Is the IDF Flotilla raid an Islamic issue?
I woke up Monday morning, rolled out of bed and turned on al-Jazeera like I do everyday. Except this morning I was excited to see where the Flotilla ships had reached. I knew that by now they would have probably approached Gaza. I expected headlines along the lines of “Israel foreign minister issues strong warning to approaching aid-carrying ships”. Instead, I saw “at least 10 killed as IDF raids ships”. Huh?! I couldn’t believe what I was reading. I practically jumped to my laptop to check the numerous social media sites I follow, and was overwhelmed by all the articles and videos being posted. People in Turkey were outraged and trying to storm parliament.
What about Egypt – is anybody going to protest this? Sure enough, someone tweeted that there would be a protest in front of the Egyptian Foreign Ministry in a couple of hours.
I quickly got dressed and jumped into a taxi to begin my hour-long commute to the foreign ministry. As the taxi pulled up I could see around 100 protestors surrounded by the national security forces (a scary sight of hundreds of men dressed in black and carrying rifles), carrying banners and chanting anti-Israeli and anti-Mubarak slogans. I was proud that the protesters were making clear the fact that it is the government that is standing in the way of Egyptians taking action against Israel – and that a true anti-Israeli protest is not complete without protesting against the current regime.
What I didn’t like was when the chants took on an Islamic tone. I was displeased when the chants began to revolve around Jerusalem being an Islamic city and about the people of Prophet Muhammad (peace be upon him) returning to bring justice to the world.
Aside from the fact that this attitude conflates issues and is not an effective way to build unity or garner support for an international cause, the plight of the Palestinian people and the terrorism perpetrated by Israel is not an Islamic issue. It is an issue of universally agreed upon human rights. It is an issue of a government consistently and regularly violating international law. This is not a cause exclusive to Muslims, nor is it the only cause Muslims should support. This is a humanitarian cause.
This is not to say that my Islamic identity is separate from political opinions. Quite the contrary. My motivations for defending this cause stem from my understanding of Islamic teachings that tells me that justice is more important than peace, and that standing up against tyranny is one of the greatest things you can ever do as a Muslim.
There is a hadith (a saying or tradition by Prophet Muhammad) that says “Support your brother whether oppressor or oppressed”. The Prophet’s Companions responded saying they knew how to support an oppressed brother, but how could they possibly support an oppressor? Prophet Muhammad responded: “By preventing him from oppressing others”. There is another hadith that says “the best jihad is to speak the truth before a tyrant ruler” .

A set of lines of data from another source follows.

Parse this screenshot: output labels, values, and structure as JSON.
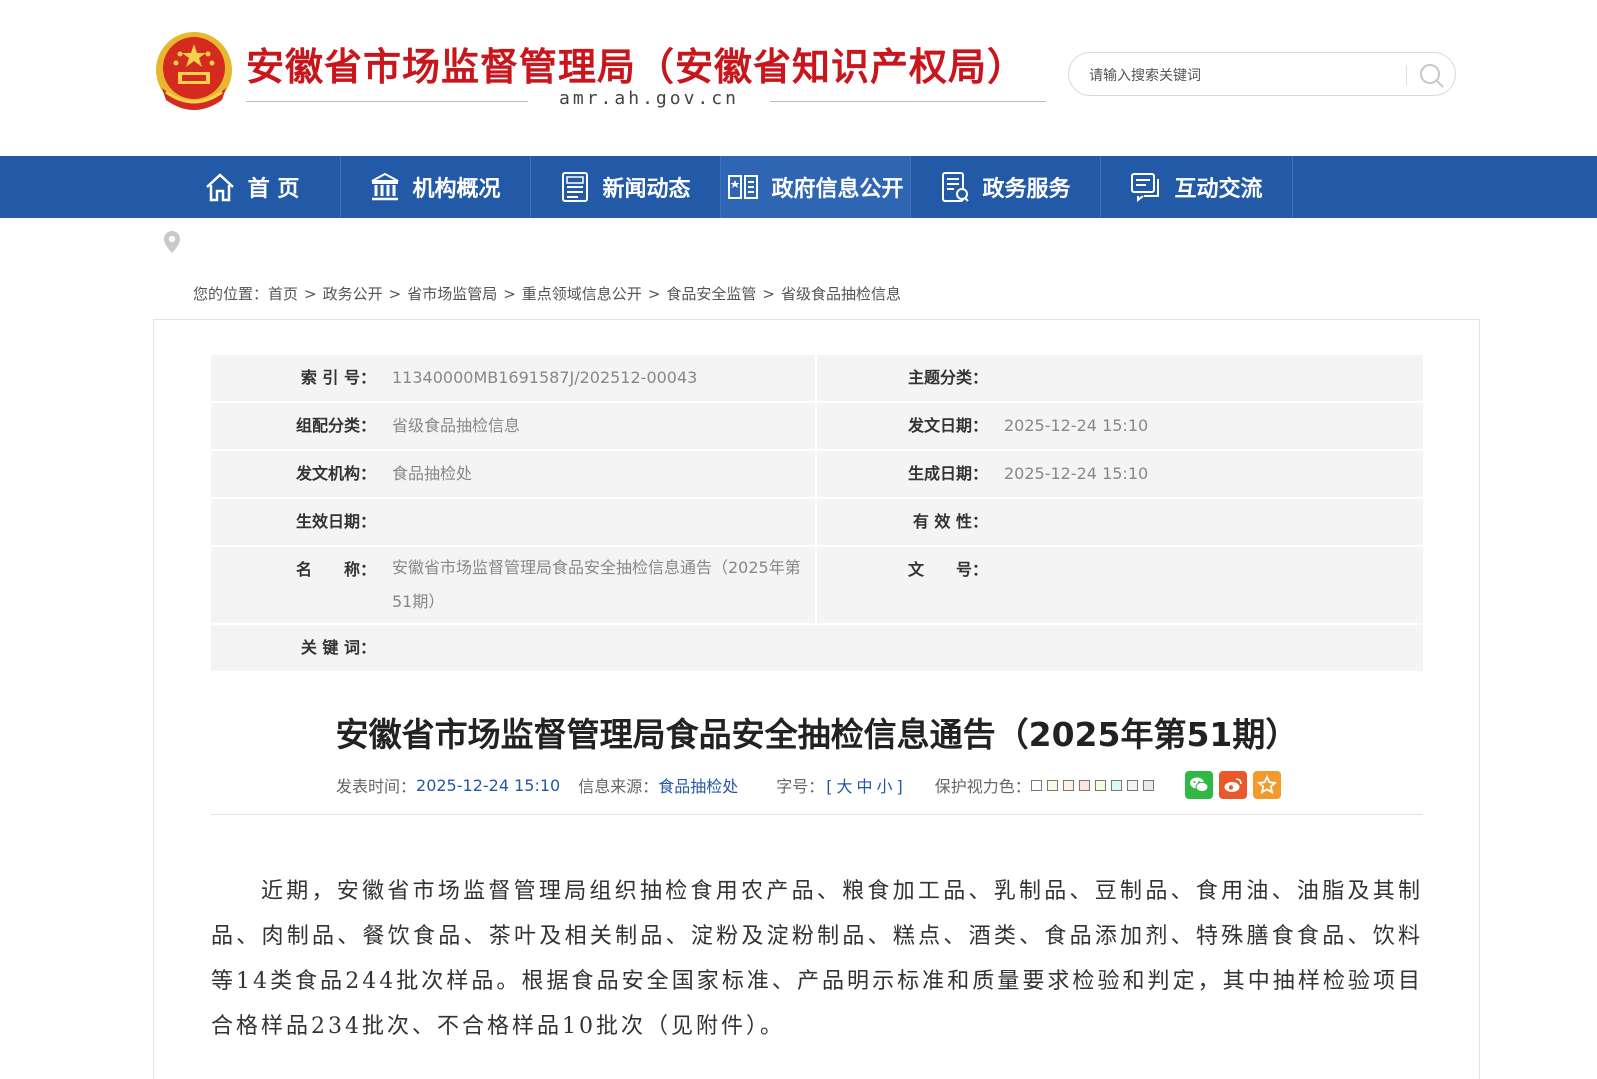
{
  "header": {
    "site_title": "安徽省市场监督管理局（安徽省知识产权局）",
    "site_domain": "amr.ah.gov.cn",
    "search_placeholder": "请输入搜索关键词"
  },
  "nav": {
    "items": [
      {
        "label": "首 页",
        "icon": "home-icon"
      },
      {
        "label": "机构概况",
        "icon": "institution-icon"
      },
      {
        "label": "新闻动态",
        "icon": "news-icon"
      },
      {
        "label": "政府信息公开",
        "icon": "open-book-icon"
      },
      {
        "label": "政务服务",
        "icon": "service-doc-icon"
      },
      {
        "label": "互动交流",
        "icon": "chat-icon"
      }
    ],
    "active_index": 3
  },
  "breadcrumb": {
    "prefix": "您的位置：",
    "items": [
      "首页",
      "政务公开",
      "省市场监管局",
      "重点领域信息公开",
      "食品安全监管",
      "省级食品抽检信息"
    ],
    "separator": ">"
  },
  "meta": {
    "index_no_label": "索 引 号：",
    "index_no": "11340000MB1691587J/202512-00043",
    "topic_label": "主题分类：",
    "topic": "",
    "category_label": "组配分类：",
    "category": "省级食品抽检信息",
    "issue_date_label": "发文日期：",
    "issue_date": "2025-12-24 15:10",
    "agency_label": "发文机构：",
    "agency": "食品抽检处",
    "created_date_label": "生成日期：",
    "created_date": "2025-12-24 15:10",
    "effective_date_label": "生效日期：",
    "effective_date": "",
    "validity_label": "有 效 性：",
    "validity": "",
    "name_label": "名　　称：",
    "name": "安徽省市场监督管理局食品安全抽检信息通告（2025年第51期）",
    "doc_no_label": "文　　号：",
    "doc_no": "",
    "keywords_label": "关 键 词：",
    "keywords": ""
  },
  "article": {
    "title": "安徽省市场监督管理局食品安全抽检信息通告（2025年第51期）",
    "publish_label": "发表时间：",
    "publish_time": "2025-12-24 15:10",
    "source_label": "信息来源：",
    "source": "食品抽检处",
    "font_label": "字号：",
    "font_open": "[",
    "font_large": "大",
    "font_medium": "中",
    "font_small": "小",
    "font_close": "]",
    "eye_care_label": "保护视力色：",
    "eye_care_colors": [
      "#ffffff",
      "#fafbe6",
      "#fff2e2",
      "#fde6e0",
      "#f3ffe1",
      "#dafaf8",
      "#f2f4f4",
      "#eaeaef"
    ],
    "share_colors": {
      "wechat": "#2fb844",
      "weibo": "#e9592b",
      "favorite": "#f29a2d"
    },
    "body": "近期，安徽省市场监督管理局组织抽检食用农产品、粮食加工品、乳制品、豆制品、食用油、油脂及其制品、肉制品、餐饮食品、茶叶及相关制品、淀粉及淀粉制品、糕点、酒类、食品添加剂、特殊膳食食品、饮料等14类食品244批次样品。根据食品安全国家标准、产品明示标准和质量要求检验和判定，其中抽样检验项目合格样品234批次、不合格样品10批次（见附件）。"
  },
  "colors": {
    "brand_red": "#c8161d",
    "nav_blue": "#235aa8",
    "link_blue": "#2557a6"
  }
}
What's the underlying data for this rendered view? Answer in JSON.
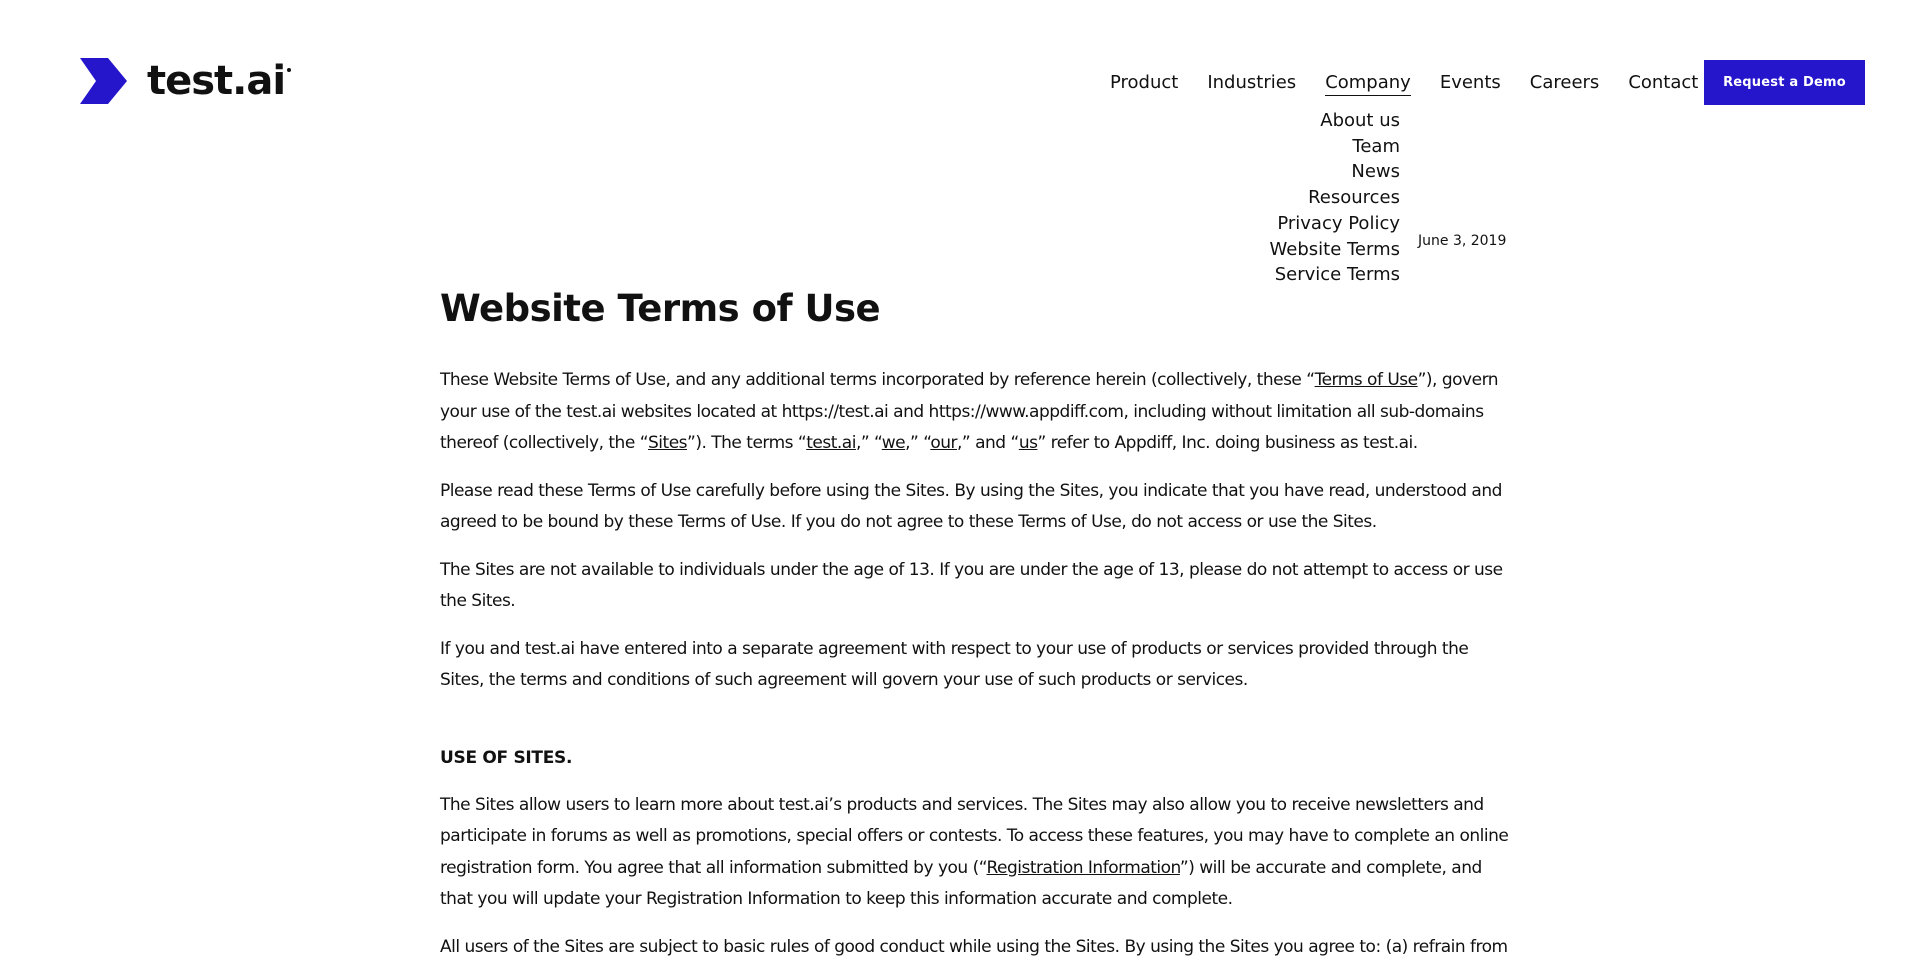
{
  "brand": {
    "name": "test.ai",
    "accent": "#2516cc"
  },
  "nav": {
    "items": [
      {
        "label": "Product"
      },
      {
        "label": "Industries"
      },
      {
        "label": "Company"
      },
      {
        "label": "Events"
      },
      {
        "label": "Careers"
      },
      {
        "label": "Contact"
      }
    ],
    "active": "Company",
    "cta_label": "Request a Demo"
  },
  "company_menu": {
    "items": [
      {
        "label": "About us"
      },
      {
        "label": "Team"
      },
      {
        "label": "News"
      },
      {
        "label": "Resources"
      },
      {
        "label": "Privacy Policy"
      },
      {
        "label": "Website Terms"
      },
      {
        "label": "Service Terms"
      }
    ]
  },
  "page": {
    "updated_date": "June 3, 2019",
    "title": "Website Terms of Use",
    "intro": {
      "p1": {
        "s1": "These Website Terms of Use, and any additional terms incorporated by reference herein (collectively, these “",
        "l1": "Terms of Use",
        "s2": "”), govern your use of the test.ai websites located at https://test.ai and https://www.appdiff.com, including without limitation all sub-domains thereof (collectively, the “",
        "l2": "Sites",
        "s3": "”).  The terms “",
        "l3": "test.ai",
        "s4": ",” “",
        "l4": "we",
        "s5": ",” “",
        "l5": "our",
        "s6": ",” and “",
        "l6": "us",
        "s7": "” refer to Appdiff, Inc. doing business as test.ai."
      },
      "p2": "Please read these Terms of Use carefully before using the Sites.  By using the Sites, you indicate that you have read, understood and agreed to be bound by these Terms of Use.  If you do not agree to these Terms of Use, do not access or use the Sites.",
      "p3": "The Sites are not available to individuals under the age of 13.  If you are under the age of 13, please do not attempt to access or use the Sites.",
      "p4": "If you and test.ai have entered into a separate agreement with respect to your use of products or services provided through the Sites, the terms and conditions of such agreement will govern your use of such products or services."
    },
    "section1": {
      "heading": "USE OF SITES.",
      "p1": {
        "s1": "The Sites allow users to learn more about test.ai’s products and services.  The Sites may also allow you to receive newsletters and participate in forums as well as promotions, special offers or contests.  To access these features, you may have to complete an online registration form.  You agree that all information submitted by you (“",
        "l1": "Registration Information",
        "s2": "”) will be accurate and complete, and that you will update your Registration Information to keep this information accurate and complete."
      },
      "p2": "All users of the Sites are subject to basic rules of good conduct while using the Sites.  By using the Sites you agree to: (a) refrain from"
    }
  }
}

It is these Islamic teachings that tells me that apathy towards the Palestinian cause is a crime. It is those same teachings that that tell me that apathy towards the plight of the Haitian people is a crime, as is apathy towards the many injustices being committed around the world.
But these are my personal motivations. Many of those who fight for the sake of justice draw motivation from different sources, whether that be their own religious teachings or a purely secular belief in universal ethics.
In learning how to react to public injustice individually, I encourage Muslims to turn to their Islamic teachings to provide motivation, inspiration, and courage. But in fighting these battles in the public arena, we must understand that a public injustice is an international cause, and must be fought for as such.